As a feature of the invention, a movable reticle 260 is placed in optical series with the aperture 250. The reticle 260 may be constructed as shown in FIG. 13 by having alternate transparent portions 262 and opaque portions 264; on the other hand, the transition from transparent to opaque could be shaded in sinusoidal or other relation. An arrow 266 indicates the direction of motion of the reticle 260; the effect of such reticle motion is to cause the transmission of light through the aperture 250 to vary as a function of time in the horizontal plane while remaining invariable in the vertical plane. Naturally, the principles of the reticle 260 could be implemented as well if the opaque bars 264 were horizontal rather than vertical or were radial about a point of rotation or varied in some other pattern. Similarly, the motion along the direction of the arrow 266 would preferably be sinusoidal, but the reticle principle can be applied with other time functions of motion that are more convenient and simple to achieve mechanically. For the discussion to follow, however, the reticle 260 will be discussed in terms of its configuration as shown in FIG. 13 and in terms of sinusoidal motion along the direction of the arrow 266.

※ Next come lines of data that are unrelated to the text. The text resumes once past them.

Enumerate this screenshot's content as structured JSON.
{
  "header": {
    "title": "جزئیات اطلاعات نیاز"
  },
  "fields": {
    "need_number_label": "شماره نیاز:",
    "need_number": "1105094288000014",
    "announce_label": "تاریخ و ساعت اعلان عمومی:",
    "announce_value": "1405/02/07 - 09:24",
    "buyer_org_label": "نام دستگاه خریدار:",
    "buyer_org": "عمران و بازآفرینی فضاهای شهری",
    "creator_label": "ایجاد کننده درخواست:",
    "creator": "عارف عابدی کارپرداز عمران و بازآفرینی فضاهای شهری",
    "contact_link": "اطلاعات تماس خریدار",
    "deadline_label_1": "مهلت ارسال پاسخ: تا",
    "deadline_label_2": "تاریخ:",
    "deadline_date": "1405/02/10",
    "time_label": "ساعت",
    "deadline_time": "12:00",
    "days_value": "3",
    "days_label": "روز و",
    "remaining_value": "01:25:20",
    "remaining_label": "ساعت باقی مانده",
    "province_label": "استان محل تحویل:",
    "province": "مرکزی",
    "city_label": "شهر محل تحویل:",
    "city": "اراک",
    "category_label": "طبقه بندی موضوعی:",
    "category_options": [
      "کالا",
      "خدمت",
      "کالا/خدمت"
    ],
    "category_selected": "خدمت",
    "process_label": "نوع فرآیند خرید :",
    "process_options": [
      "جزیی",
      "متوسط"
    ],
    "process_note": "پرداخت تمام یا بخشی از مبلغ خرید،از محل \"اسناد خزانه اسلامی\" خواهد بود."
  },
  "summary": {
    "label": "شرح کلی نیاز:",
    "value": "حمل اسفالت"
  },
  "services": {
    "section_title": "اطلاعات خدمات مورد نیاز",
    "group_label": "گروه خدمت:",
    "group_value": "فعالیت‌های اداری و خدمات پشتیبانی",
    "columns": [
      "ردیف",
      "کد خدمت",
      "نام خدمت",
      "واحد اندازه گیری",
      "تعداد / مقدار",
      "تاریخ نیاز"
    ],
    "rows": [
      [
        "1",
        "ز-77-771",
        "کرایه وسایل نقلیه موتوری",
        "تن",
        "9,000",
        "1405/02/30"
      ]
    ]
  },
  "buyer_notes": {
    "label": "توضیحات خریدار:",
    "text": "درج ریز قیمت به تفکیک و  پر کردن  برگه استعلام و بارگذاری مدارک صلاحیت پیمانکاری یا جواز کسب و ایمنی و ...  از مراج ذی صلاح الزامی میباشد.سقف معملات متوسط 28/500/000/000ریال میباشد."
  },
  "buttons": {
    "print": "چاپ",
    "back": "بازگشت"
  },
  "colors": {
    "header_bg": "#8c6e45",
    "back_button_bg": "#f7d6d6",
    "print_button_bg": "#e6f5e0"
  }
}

Thus, the optical system of FIG. 13 features the use of the reticle 260 placed in motion along the direction 266 to provide a sinusoidally varying transmission in one dimension and constant transmission in the other dimension. The opaque bars 264 are aligned precisely with the edges of the aperture, and the frequency of the cycle of motion of the reticle 260 is a multiple of the aperture frequency; so that an integral number of cycles are contained within the aperture 250. The result is that the only spatial frequency of the image being surveyed by the optical system that is passed through the aperture 250 is the spatial frequency corresponding to the reticle frequency. In this manner, the optical system of FIG. 13 performs a mechanical filtering which ensures that only one spatial frequency is passed to the photo-detector 254.
The light energy 252 reaching the photo-detector 254 is converted into electrical energy which varies with time to produce an A. M. electrical signal having as a fundamental frequency the frequency of oscillation of the reticle 260. Higher harmonics of the dither frequency are also present, but these are filtered out or are otherwise eliminated by the circuitry processing the signals produced by the photo-detector 254.
In order to detect the zero phase point of the image from which the light 252 is gathered, the electrical signal from the detector 254 is used as an error signal to drive the average reticle position (i. e. the mean point or center point of reticle operation) into coincidence with the image zero phase point. An alternative technique for locating the zero phase point is to rotate the tracker itself until a zero phase reading is produced, and then sense the gimbal angle or angle of rotation at which zero phase occurs.
In an actual optical system built according to the principles illustrated in FIG. 13, the objective lens 256 was an f/2.8 camera lens having a 50 mm focal length. The dimensions of the aperture 250 were 4 mm by 4 mm and the reticle wavelength was 0.55 mm. Thus, the reticle 260 interacted with the aperture 250 to cause the tracker using the optics of FIG. 13 to analyze the seventh harmonic of the aperture 250. The reticle 260